The Permafrost is not so Perma

The future of the earth’s climate becomes more certain every day for two reasons. First, absent the leadership of the richest and most-polluting country, global levels of greenhouse gas emissions continue to rise at an alarming pace. This makes it more likely we will see the high end of current projections for both future greenhouse gas concentrations and climate impacts.

Second, almost every week we learn more about the dangerous positive feedbacks or vicious cycle in the climate system, whereby an initial warming causes changes that release more greenhouse gas emissions, which in turn causes more warming, and more emissions, and so on and on.

Perhaps the most dangerous vicious cycle is the melting of the Arctic permafrost, which contains more carbon locked away in frozen soil than the entire atmosphere holds today. Worse, thawed permafrost can release its carbon as methane, which is more than 20 times as potent a greenhouse gas as carbon dioxide.

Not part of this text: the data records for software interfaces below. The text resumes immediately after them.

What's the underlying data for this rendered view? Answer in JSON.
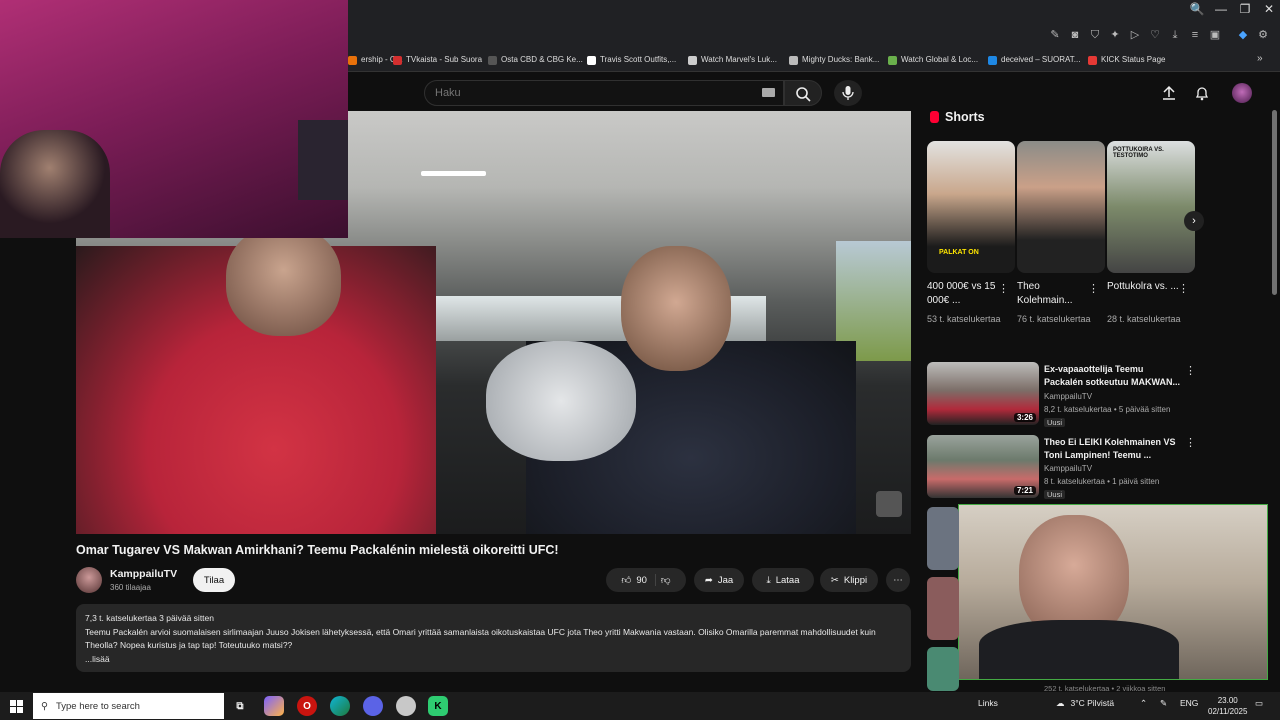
{
  "browser": {
    "window_controls": [
      "🔍",
      "—",
      "❐",
      "✕"
    ],
    "bookmarks": [
      {
        "label": "ership - G...",
        "color": "#e8710a"
      },
      {
        "label": "TVkaista - Sub Suora",
        "color": "#d32f2f"
      },
      {
        "label": "Osta CBD & CBG Ke...",
        "color": "#555555"
      },
      {
        "label": "Travis Scott Outfits,...",
        "color": "#ffffff"
      },
      {
        "label": "Watch Marvel's Luk...",
        "color": "#cccccc"
      },
      {
        "label": "Mighty Ducks: Bank...",
        "color": "#bbbbbb"
      },
      {
        "label": "Watch Global & Loc...",
        "color": "#6ab04c"
      },
      {
        "label": "deceived – SUORAT...",
        "color": "#1e88e5"
      },
      {
        "label": "KICK Status Page",
        "color": "#e53935"
      }
    ]
  },
  "youtube": {
    "search_placeholder": "Haku",
    "video_title": "Omar Tugarev VS Makwan Amirkhani? Teemu Packalénin mielestä oikoreitti UFC!",
    "channel": {
      "name": "KamppailuTV",
      "subs": "360 tilaajaa",
      "subscribe": "Tilaa"
    },
    "actions": {
      "likes": "90",
      "share": "Jaa",
      "download": "Lataa",
      "clip": "Klippi"
    },
    "description": {
      "stats": "7,3 t. katselukertaa  3 päivää sitten",
      "text": "Teemu Packalén arvioi suomalaisen sirlimaajan Juuso Jokisen lähetyksessä, että Omari yrittää samanlaista oikotuskaistaa UFC jota Theo yritti Makwania vastaan. Olisiko Omarilla paremmat mahdollisuudet kuin Theolla? Nopea kuristus ja tap tap! Toteutuuko matsi??",
      "more": "...lisää"
    },
    "shorts_heading": "Shorts",
    "shorts": [
      {
        "title": "400 000€ vs 15 000€ ...",
        "views": "53 t. katselukertaa",
        "overlay": "PALKAT ON"
      },
      {
        "title": "Theo Kolehmain...",
        "views": "76 t. katselukertaa",
        "overlay": ""
      },
      {
        "title": "Pottukolra vs. ...",
        "views": "28 t. katselukertaa",
        "overlay": "POTTUKOIRA VS. TESTOTIMO"
      }
    ],
    "related": [
      {
        "title": "Ex-vapaaottelija Teemu Packalén sotkeutuu MAKWAN...",
        "channel": "KamppailuTV",
        "meta": "8,2 t. katselukertaa • 5 päivää sitten",
        "badge": "Uusi",
        "duration": "3:26"
      },
      {
        "title": "Theo Ei LEIKI Kolehmainen VS Toni Lampinen! Teemu ...",
        "channel": "KamppailuTV",
        "meta": "8 t. katselukertaa • 1 päivä sitten",
        "badge": "Uusi",
        "duration": "7:21"
      }
    ],
    "partial_bottom": "252 t. katselukertaa • 2 viikkoa sitten"
  },
  "taskbar": {
    "search_placeholder": "Type here to search",
    "links": "Links",
    "weather": "3°C  Pilvistä",
    "lang": "ENG",
    "time": "23.00",
    "date": "02/11/2025"
  }
}
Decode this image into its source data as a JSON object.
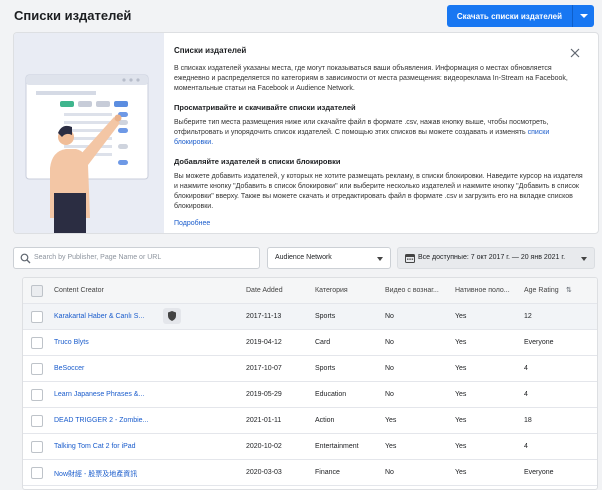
{
  "header": {
    "title": "Списки издателей",
    "download_button": "Скачать списки издателей"
  },
  "info": {
    "title": "Списки издателей",
    "p1": "В списках издателей указаны места, где могут показываться ваши объявления. Информация о местах обновляется ежедневно и распределяется по категориям в зависимости от места размещения: видеореклама In-Stream на Facebook, моментальные статьи на Facebook и Audience Network.",
    "h2": "Просматривайте и скачивайте списки издателей",
    "p2": "Выберите тип места размещения ниже или скачайте файл в формате .csv, нажав кнопку выше, чтобы посмотреть, отфильтровать и упорядочить список издателей. С помощью этих списков вы можете создавать и изменять",
    "p2_link": "списки блокировки.",
    "h3": "Добавляйте издателей в списки блокировки",
    "p3": "Вы можете добавить издателей, у которых не хотите размещать рекламу, в списки блокировки. Наведите курсор на издателя и нажмите кнопку \"Добавить в список блокировки\" или выберите несколько издателей и нажмите кнопку \"Добавить в список блокировки\" вверху. Также вы можете скачать и отредактировать файл в формате .csv и загрузить его на вкладке списков блокировки.",
    "more_link": "Подробнее"
  },
  "filters": {
    "search_placeholder": "Search by Publisher, Page Name or URL",
    "placement": "Audience Network",
    "date_range": "Все доступные: 7 окт 2017 г. — 20 янв 2021 г."
  },
  "table": {
    "columns": [
      "Content Creator",
      "Date Added",
      "Категория",
      "Видео с вознаг...",
      "Нативное поло...",
      "Age Rating"
    ],
    "rows": [
      [
        "Karakartal Haber & Canlı S...",
        "2017-11-13",
        "Sports",
        "No",
        "Yes",
        "12"
      ],
      [
        "Truco Blyts",
        "2019-04-12",
        "Card",
        "No",
        "Yes",
        "Everyone"
      ],
      [
        "BeSoccer",
        "2017-10-07",
        "Sports",
        "No",
        "Yes",
        "4"
      ],
      [
        "Learn Japanese Phrases &...",
        "2019-05-29",
        "Education",
        "No",
        "Yes",
        "4"
      ],
      [
        "DEAD TRIGGER 2 - Zombie...",
        "2021-01-11",
        "Action",
        "Yes",
        "Yes",
        "18"
      ],
      [
        "Talking Tom Cat 2 for iPad",
        "2020-10-02",
        "Entertainment",
        "Yes",
        "Yes",
        "4"
      ],
      [
        "Now財經 - 股票及地產資訊",
        "2020-03-03",
        "Finance",
        "No",
        "Yes",
        "Everyone"
      ]
    ]
  }
}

New research finds that the Arctic contains far more carbon than previously thought (Science, subs. req’d) and that methane is bubbling up out of the tundra far faster than previously thought (Nature, subs. req’d). As the Associated Press put it, humans “may be triggering a self-perpetuating climate time bomb.”


We must all act to ensure that the President elected in 2008 has far more interest in stopping this time bomb than the current president who has none.